Counting Roosting Chimney Swifts:
Ups, Downs, Vagaries, and Disparities
After 10-12 years of watching and often counting chimney swifts entering various large chimneys to roost for the night after breeding is over and during fall migration, doing so with out using any planned scientific method, we decided to look at our eBird archived data from these counts to determine whether anything we observed could be analyzed, interpreted or construed such that these data might contribute something, if anything to the scientific literature. Issues, both positive and negative during these counts, and conclusions from the data analysis will be discussed and drawn, as simple as they may be.

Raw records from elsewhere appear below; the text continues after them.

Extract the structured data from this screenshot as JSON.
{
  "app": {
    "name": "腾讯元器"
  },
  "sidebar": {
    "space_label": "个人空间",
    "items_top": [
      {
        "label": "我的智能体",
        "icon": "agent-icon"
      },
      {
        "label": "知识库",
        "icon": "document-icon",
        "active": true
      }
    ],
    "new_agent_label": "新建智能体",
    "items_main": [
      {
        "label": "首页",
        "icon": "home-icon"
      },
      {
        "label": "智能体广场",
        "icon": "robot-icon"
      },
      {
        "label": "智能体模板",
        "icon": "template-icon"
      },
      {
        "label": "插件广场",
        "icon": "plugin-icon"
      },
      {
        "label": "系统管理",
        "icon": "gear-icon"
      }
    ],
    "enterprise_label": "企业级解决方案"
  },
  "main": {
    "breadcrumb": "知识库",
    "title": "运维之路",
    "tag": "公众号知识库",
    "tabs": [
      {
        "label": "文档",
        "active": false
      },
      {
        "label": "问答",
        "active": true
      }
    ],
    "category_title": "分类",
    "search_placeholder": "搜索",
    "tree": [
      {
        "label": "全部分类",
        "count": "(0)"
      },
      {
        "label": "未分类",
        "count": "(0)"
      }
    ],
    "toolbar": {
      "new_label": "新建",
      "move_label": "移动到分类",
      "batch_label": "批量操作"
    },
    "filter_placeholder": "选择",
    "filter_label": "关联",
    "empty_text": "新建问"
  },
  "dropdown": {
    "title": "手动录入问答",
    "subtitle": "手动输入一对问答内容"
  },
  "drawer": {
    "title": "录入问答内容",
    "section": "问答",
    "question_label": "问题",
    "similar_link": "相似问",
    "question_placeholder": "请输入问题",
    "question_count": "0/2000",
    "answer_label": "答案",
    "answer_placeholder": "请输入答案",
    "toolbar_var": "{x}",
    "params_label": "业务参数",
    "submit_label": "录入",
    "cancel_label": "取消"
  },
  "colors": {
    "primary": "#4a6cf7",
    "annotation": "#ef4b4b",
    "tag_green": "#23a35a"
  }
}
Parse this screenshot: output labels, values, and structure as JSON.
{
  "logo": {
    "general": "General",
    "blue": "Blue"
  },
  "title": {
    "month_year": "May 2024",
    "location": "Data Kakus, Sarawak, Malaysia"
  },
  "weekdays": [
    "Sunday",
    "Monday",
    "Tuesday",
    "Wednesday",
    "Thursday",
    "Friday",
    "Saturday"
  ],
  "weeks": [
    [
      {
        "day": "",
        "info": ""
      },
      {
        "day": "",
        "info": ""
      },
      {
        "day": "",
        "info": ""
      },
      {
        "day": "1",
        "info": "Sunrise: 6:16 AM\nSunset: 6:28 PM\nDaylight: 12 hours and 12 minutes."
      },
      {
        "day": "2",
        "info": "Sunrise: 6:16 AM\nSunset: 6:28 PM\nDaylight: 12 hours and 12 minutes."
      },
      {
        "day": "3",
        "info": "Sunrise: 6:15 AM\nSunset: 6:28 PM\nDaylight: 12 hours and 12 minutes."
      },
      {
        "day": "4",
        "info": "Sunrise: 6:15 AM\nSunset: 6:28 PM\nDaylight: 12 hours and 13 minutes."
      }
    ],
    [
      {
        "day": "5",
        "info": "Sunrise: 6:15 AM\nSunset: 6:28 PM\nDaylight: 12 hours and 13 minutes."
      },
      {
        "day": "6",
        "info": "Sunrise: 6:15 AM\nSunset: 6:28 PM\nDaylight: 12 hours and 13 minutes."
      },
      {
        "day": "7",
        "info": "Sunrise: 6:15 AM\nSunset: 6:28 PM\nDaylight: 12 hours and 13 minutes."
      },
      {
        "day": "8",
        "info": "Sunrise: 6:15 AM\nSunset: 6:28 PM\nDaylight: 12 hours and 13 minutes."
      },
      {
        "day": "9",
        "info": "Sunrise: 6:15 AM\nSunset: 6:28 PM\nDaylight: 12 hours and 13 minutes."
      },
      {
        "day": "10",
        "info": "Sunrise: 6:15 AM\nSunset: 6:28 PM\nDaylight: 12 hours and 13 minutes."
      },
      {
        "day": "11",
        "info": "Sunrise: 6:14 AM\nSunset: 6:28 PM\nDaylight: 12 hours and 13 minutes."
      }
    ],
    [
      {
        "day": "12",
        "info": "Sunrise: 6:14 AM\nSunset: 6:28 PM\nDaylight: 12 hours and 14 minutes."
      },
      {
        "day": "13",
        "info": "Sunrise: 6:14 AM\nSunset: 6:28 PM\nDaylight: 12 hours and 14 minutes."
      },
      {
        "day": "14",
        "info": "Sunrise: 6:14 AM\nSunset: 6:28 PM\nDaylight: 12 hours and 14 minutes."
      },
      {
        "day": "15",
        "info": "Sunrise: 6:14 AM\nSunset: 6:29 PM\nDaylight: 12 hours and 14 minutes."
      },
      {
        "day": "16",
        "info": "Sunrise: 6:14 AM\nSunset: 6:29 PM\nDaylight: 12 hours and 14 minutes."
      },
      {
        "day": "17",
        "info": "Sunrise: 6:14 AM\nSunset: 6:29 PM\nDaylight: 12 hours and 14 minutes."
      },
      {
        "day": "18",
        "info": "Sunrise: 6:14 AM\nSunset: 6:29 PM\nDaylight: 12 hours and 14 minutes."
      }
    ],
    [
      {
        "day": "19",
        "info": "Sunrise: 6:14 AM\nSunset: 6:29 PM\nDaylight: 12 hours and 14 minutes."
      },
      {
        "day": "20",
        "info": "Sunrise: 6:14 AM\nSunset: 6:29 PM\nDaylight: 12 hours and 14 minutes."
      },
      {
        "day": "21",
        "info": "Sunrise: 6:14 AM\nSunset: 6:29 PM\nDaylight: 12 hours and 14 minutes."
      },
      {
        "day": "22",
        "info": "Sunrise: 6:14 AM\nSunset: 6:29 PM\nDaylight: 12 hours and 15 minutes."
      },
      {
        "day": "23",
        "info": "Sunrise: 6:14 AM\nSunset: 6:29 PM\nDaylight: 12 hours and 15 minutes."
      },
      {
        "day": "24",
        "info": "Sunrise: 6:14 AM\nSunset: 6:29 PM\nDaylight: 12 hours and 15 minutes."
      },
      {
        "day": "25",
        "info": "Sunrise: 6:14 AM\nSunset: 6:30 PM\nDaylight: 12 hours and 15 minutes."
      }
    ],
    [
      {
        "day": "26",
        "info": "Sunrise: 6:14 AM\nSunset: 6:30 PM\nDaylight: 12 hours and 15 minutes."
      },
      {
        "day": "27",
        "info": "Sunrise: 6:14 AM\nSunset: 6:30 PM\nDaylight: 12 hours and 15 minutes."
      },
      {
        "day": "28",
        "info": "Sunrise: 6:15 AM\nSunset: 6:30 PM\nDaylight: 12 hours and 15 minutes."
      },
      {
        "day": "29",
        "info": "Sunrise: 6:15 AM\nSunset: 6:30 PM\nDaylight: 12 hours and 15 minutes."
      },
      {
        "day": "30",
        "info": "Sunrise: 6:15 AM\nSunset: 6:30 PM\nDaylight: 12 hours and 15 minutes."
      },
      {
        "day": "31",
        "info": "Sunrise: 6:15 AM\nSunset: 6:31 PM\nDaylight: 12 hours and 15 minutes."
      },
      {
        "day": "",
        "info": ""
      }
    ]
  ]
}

Dwight retired as an R&D organic chemist from industry in 2007. Meanwhile, he became interested in field ornithology over 40 years ago. He leads bird walks for a number of groups, including the Cuyahoga Valley National Park, and organizes or participates in a number of bird censuses and breeding bird studies. He has served on the Ohio Birds Record Committee for four years and is now an eBird reviewer for three counties in Ohio. He and his wife Ann have published papers and given talks on their bird field work, historical aspects of birds, and their travels to observe birds in other countries.